# Exercise directions:
Please give the listing again in full, leaving out its images.

★ ★ ★

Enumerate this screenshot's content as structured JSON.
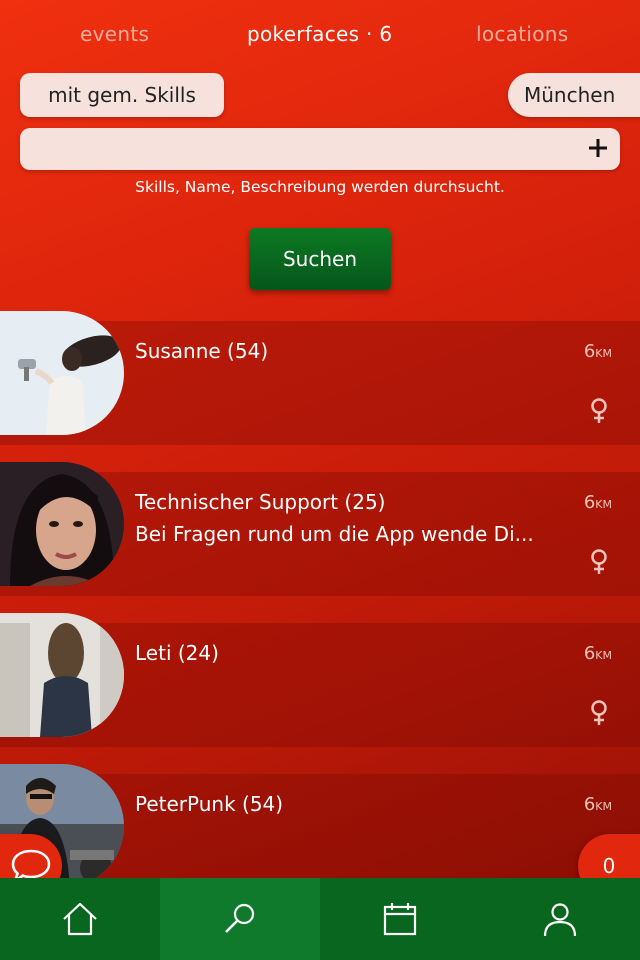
{
  "tabs": [
    {
      "label": "events"
    },
    {
      "label": "pokerfaces · 6"
    },
    {
      "label": "locations"
    }
  ],
  "filters": {
    "skills": "mit gem. Skills",
    "city": "München"
  },
  "search": {
    "value": "",
    "placeholder": "",
    "hint": "Skills, Name, Beschreibung werden durchsucht.",
    "button_label": "Suchen"
  },
  "results": [
    {
      "name": "Susanne (54)",
      "description": "",
      "distance": "6",
      "unit": "KM",
      "gender": "female-icon"
    },
    {
      "name": "Technischer Support (25)",
      "description": "Bei Fragen rund um die App wende Di...",
      "distance": "6",
      "unit": "KM",
      "gender": "female-icon"
    },
    {
      "name": "Leti (24)",
      "description": "",
      "distance": "6",
      "unit": "KM",
      "gender": "female-icon"
    },
    {
      "name": "PeterPunk (54)",
      "description": "",
      "distance": "6",
      "unit": "KM",
      "gender": ""
    }
  ],
  "chat": {
    "icon": "chat-bubble-icon"
  },
  "counter": {
    "value": "0"
  },
  "nav": [
    {
      "icon": "home-icon"
    },
    {
      "icon": "search-icon",
      "active": true
    },
    {
      "icon": "calendar-icon"
    },
    {
      "icon": "profile-icon"
    }
  ],
  "colors": {
    "background": "#d8220c",
    "accent_green": "#08661f",
    "pill": "#f7e1dd"
  }
}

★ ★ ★

# Answer:
Enumerate this screenshot's content as structured JSON.
{
  "tabs": [
    {
      "label": "events"
    },
    {
      "label": "pokerfaces · 6"
    },
    {
      "label": "locations"
    }
  ],
  "filters": {
    "skills": "mit gem. Skills",
    "city": "München"
  },
  "search": {
    "value": "",
    "placeholder": "",
    "hint": "Skills, Name, Beschreibung werden durchsucht.",
    "button_label": "Suchen"
  },
  "results": [
    {
      "name": "Susanne (54)",
      "description": "",
      "distance": "6",
      "unit": "KM",
      "gender": "female-icon"
    },
    {
      "name": "Technischer Support (25)",
      "description": "Bei Fragen rund um die App wende Di...",
      "distance": "6",
      "unit": "KM",
      "gender": "female-icon"
    },
    {
      "name": "Leti (24)",
      "description": "",
      "distance": "6",
      "unit": "KM",
      "gender": "female-icon"
    },
    {
      "name": "PeterPunk (54)",
      "description": "",
      "distance": "6",
      "unit": "KM",
      "gender": ""
    }
  ],
  "chat": {
    "icon": "chat-bubble-icon"
  },
  "counter": {
    "value": "0"
  },
  "nav": [
    {
      "icon": "home-icon"
    },
    {
      "icon": "search-icon",
      "active": true
    },
    {
      "icon": "calendar-icon"
    },
    {
      "icon": "profile-icon"
    }
  ],
  "colors": {
    "background": "#d8220c",
    "accent_green": "#08661f",
    "pill": "#f7e1dd"
  }
}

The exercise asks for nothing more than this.